Under the late Al Eberhard and his successor as production manager, Ralph Swartz, the Gazette modernized its typesetting, job printing presses and camera department, and expanded into offset production and other community and college publications.

In March 1986 William C. O’Donovan, assistant publisher and editor, was named editor and publisher when the Gazette was sold to Chesapeake Publishing Corp., a subsidiary of Whitney Communications.

Swartz became general manager for printing.


During Mrs. Burgess’s tenure as publisher and president, the Gazette took another major step when it became a twice-weekly newspaper. Although it lost its unique distinction as America’s oldest weekly newspaper, it celebrated a landmark in journalism history 250 years to the day that William Parks first published The Virginia Gazette.

In 1988, the Gazette built a 9,000-square-foot office building in front of its printing plant on Ironbound Road. That tripled the working space and enabled the staff to grow accordingly. The interior was designed with plenty of open space and few walls, as well as with windows looking out from nearly all departments.

In 1992, Chesapeake Publishing set out on a strategy of "clustering" newspapers in Virginia, having already done so successfully in Maryland. The Northern Neck News in Warsaw was purchased from R. Marshall Coggin, whose family had run the paper for 113 years. After several years, the office building was gutted and rebuilt to modern specifications.

In 1995, Chesapeake bought five weeklies from Atlantic Publications of the Eastern Shore:
  • Northumberland Echo in Heathsville.
  • Westmoreland News in Montross.
  • The Caroline Progress in Bowling Green.
  • Tidewater Review in West Point.
  • Sussex-Surry Dispatch in Wakefield.
By 2000, Chesapeake had grown nearly 1,000 employees working at 55 publications and four printing plants in five states. The Virginia division had 145 working at seven newspapers, three specialty magazines, and a printing plant.

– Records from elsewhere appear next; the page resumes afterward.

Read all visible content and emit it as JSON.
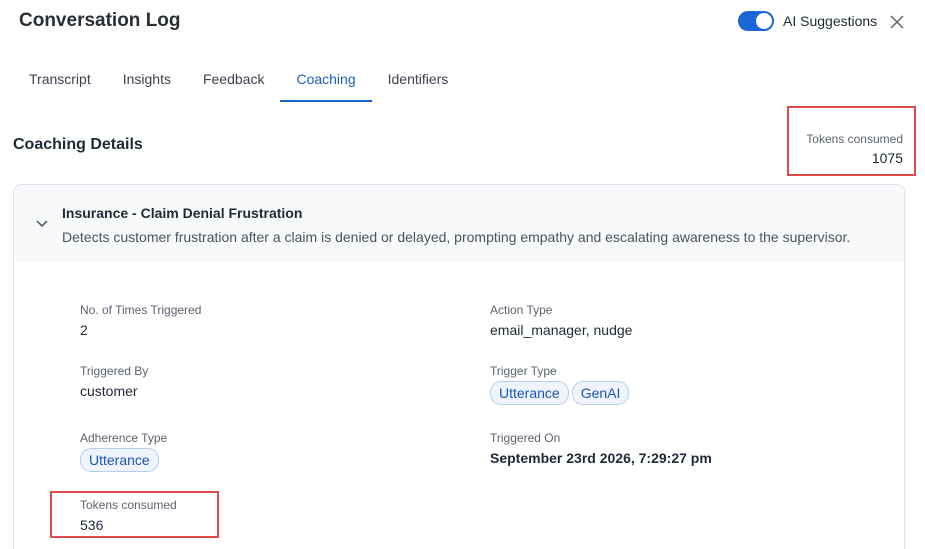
{
  "header": {
    "title": "Conversation Log",
    "ai_suggestions_label": "AI Suggestions",
    "ai_suggestions_on": true,
    "toggle_color": "#1a66d6"
  },
  "tabs": [
    {
      "label": "Transcript",
      "active": false
    },
    {
      "label": "Insights",
      "active": false
    },
    {
      "label": "Feedback",
      "active": false
    },
    {
      "label": "Coaching",
      "active": true
    },
    {
      "label": "Identifiers",
      "active": false
    }
  ],
  "coaching": {
    "section_title": "Coaching Details",
    "tokens_label": "Tokens consumed",
    "tokens_value": "1075",
    "card": {
      "title": "Insurance - Claim Denial Frustration",
      "description": "Detects customer frustration after a claim is denied or delayed, prompting empathy and escalating awareness to the supervisor.",
      "fields": {
        "times_triggered": {
          "label": "No. of Times Triggered",
          "value": "2"
        },
        "action_type": {
          "label": "Action Type",
          "value": "email_manager, nudge"
        },
        "triggered_by": {
          "label": "Triggered By",
          "value": "customer"
        },
        "trigger_type": {
          "label": "Trigger Type",
          "chips": [
            "Utterance",
            "GenAI"
          ]
        },
        "adherence_type": {
          "label": "Adherence Type",
          "chips": [
            "Utterance"
          ]
        },
        "triggered_on": {
          "label": "Triggered On",
          "value": "September 23rd 2026, 7:29:27 pm"
        },
        "tokens": {
          "label": "Tokens consumed",
          "value": "536"
        }
      }
    }
  },
  "colors": {
    "accent": "#1a5fc4",
    "highlight": "#e24b4b"
  }
}
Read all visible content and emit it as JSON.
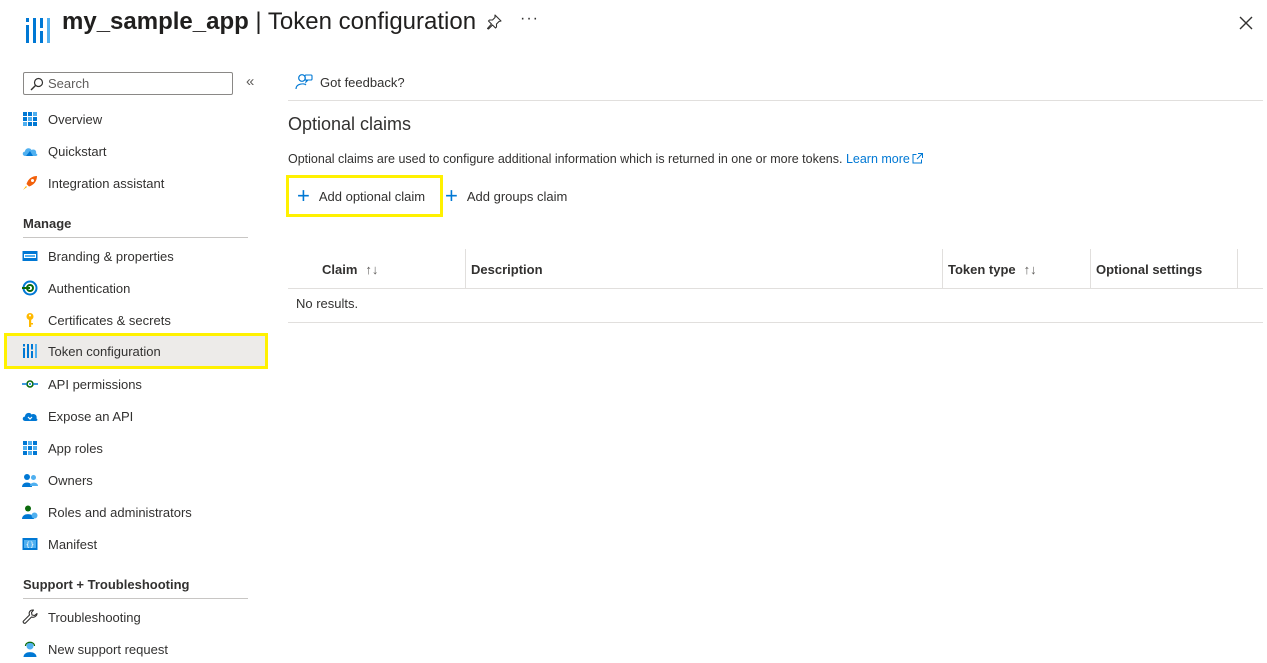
{
  "header": {
    "app_name": "my_sample_app",
    "separator": " | ",
    "page_title": "Token configuration",
    "more_label": "···"
  },
  "sidebar": {
    "search_placeholder": "Search",
    "collapse_label": "«",
    "top_items": [
      {
        "label": "Overview",
        "icon": "overview-grid-icon"
      },
      {
        "label": "Quickstart",
        "icon": "quickstart-cloud-icon"
      },
      {
        "label": "Integration assistant",
        "icon": "rocket-icon"
      }
    ],
    "manage_header": "Manage",
    "manage_items": [
      {
        "label": "Branding & properties",
        "icon": "branding-icon"
      },
      {
        "label": "Authentication",
        "icon": "authentication-icon"
      },
      {
        "label": "Certificates & secrets",
        "icon": "key-icon"
      },
      {
        "label": "Token configuration",
        "icon": "token-bars-icon",
        "active": true
      },
      {
        "label": "API permissions",
        "icon": "api-permissions-icon"
      },
      {
        "label": "Expose an API",
        "icon": "cloud-api-icon"
      },
      {
        "label": "App roles",
        "icon": "app-roles-grid-icon"
      },
      {
        "label": "Owners",
        "icon": "owners-people-icon"
      },
      {
        "label": "Roles and administrators",
        "icon": "roles-admin-icon"
      },
      {
        "label": "Manifest",
        "icon": "manifest-icon"
      }
    ],
    "support_header": "Support + Troubleshooting",
    "support_items": [
      {
        "label": "Troubleshooting",
        "icon": "wrench-icon"
      },
      {
        "label": "New support request",
        "icon": "support-person-icon"
      }
    ]
  },
  "toolbar": {
    "feedback_label": "Got feedback?"
  },
  "optional_claims": {
    "title": "Optional claims",
    "description": "Optional claims are used to configure additional information which is returned in one or more tokens.",
    "learn_more": "Learn more",
    "add_optional_claim": "Add optional claim",
    "add_groups_claim": "Add groups claim"
  },
  "grid": {
    "columns": {
      "claim": "Claim",
      "description": "Description",
      "token_type": "Token type",
      "optional_settings": "Optional settings"
    },
    "sort_claim": "↑↓",
    "sort_token": "↑↓",
    "empty_text": "No results."
  },
  "colors": {
    "accent": "#0078d4",
    "highlight": "#fff100",
    "active_bg": "#edebe9"
  }
}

In 2001 Chesapeake began divesting much of the company by selling off certain divisions to publicly traded companies. The Daily Press Inc., a subsidiary of Tribune Co., bought the entire Virginia division and pledged to preserve the competitive spirit of news and advertising between the daily and the Gazette in the Williamsburg market.

In 2002, the four papers comprising the Northern Neck group were sold to a family with ties to the Northern Neck. Michael and Carol Diederich of Richmond and Oak Grove joined with his parents Bill and Mary Diederich of Incline Village, Nevada, to take over the papers as well as the visitor publication Riverviews.

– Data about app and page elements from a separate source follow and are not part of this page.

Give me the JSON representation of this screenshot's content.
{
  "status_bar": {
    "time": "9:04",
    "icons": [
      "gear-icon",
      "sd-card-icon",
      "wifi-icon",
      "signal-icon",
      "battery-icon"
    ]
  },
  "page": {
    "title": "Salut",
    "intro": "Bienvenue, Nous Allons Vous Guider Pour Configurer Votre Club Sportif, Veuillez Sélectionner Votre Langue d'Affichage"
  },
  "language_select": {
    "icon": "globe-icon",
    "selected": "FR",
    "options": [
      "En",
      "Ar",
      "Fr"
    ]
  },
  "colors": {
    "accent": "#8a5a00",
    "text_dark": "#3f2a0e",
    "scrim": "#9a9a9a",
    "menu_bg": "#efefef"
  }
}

By 2002, the flagship Virginia Gazette had grown to a paid circulation of 16,500 and running up to 100 pages a week.

Under  Daily Press ownership, improvements in technology and printing enhanced the look of the paper, including wider application of color. Internal improvements extended throughout all departments to improve workflow and productivity. A revamped Web site enabled readers to get in touch with the paper more easily and check current news and commentary.

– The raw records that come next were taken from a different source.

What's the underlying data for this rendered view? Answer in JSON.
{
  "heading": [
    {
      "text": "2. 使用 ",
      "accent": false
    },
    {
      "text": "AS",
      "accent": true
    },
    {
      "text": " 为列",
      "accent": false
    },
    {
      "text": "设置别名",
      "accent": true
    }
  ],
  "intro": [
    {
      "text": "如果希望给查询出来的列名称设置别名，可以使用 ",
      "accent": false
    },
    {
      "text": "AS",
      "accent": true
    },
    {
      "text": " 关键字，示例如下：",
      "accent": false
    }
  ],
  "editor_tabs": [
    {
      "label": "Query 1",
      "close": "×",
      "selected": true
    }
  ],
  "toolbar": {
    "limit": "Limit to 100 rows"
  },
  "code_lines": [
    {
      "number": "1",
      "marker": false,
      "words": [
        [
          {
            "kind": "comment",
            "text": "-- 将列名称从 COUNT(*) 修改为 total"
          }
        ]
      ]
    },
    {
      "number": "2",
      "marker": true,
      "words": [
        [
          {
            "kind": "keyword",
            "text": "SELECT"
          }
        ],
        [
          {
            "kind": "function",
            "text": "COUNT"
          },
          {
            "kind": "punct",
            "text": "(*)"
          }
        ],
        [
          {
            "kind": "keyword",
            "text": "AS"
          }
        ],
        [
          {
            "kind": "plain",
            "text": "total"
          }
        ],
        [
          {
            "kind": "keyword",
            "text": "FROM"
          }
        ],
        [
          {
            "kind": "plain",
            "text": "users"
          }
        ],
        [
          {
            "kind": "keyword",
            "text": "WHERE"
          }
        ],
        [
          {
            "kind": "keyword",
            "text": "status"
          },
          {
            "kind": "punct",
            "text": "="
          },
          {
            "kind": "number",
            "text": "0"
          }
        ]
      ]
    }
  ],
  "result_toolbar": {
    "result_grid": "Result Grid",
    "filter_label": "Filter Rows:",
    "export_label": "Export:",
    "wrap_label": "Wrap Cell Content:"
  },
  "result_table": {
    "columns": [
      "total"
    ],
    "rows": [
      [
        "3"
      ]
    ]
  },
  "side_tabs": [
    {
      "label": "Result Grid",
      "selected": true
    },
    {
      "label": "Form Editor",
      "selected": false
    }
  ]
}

Along the top of the walls surrounding the News and Advertising departments, hundreds of awards over the years testify to the Gazette’s excellence in reporting, writing, design, photography and advertising. The paper won Virginia’s prestigious Copeland Award for community excellence in 1969, 1980 and 1994, as well as numerous top awards for editorial leadership.

To this day, the paper serves the Williamsburg area with the same enthusiasm that inspired William Parks. The company has quietly lobbied the City of Williamsburg to name a street on his behalf to commemorate the printer who started it all.

--From a 1986 history of The Virginia Gazette by W.C. O’Donovan, updated 2002 and transcribed by Lew Leadbeater

Member of the Williamsburg Chamber of Commerce
) 2002 The Virginia Gazette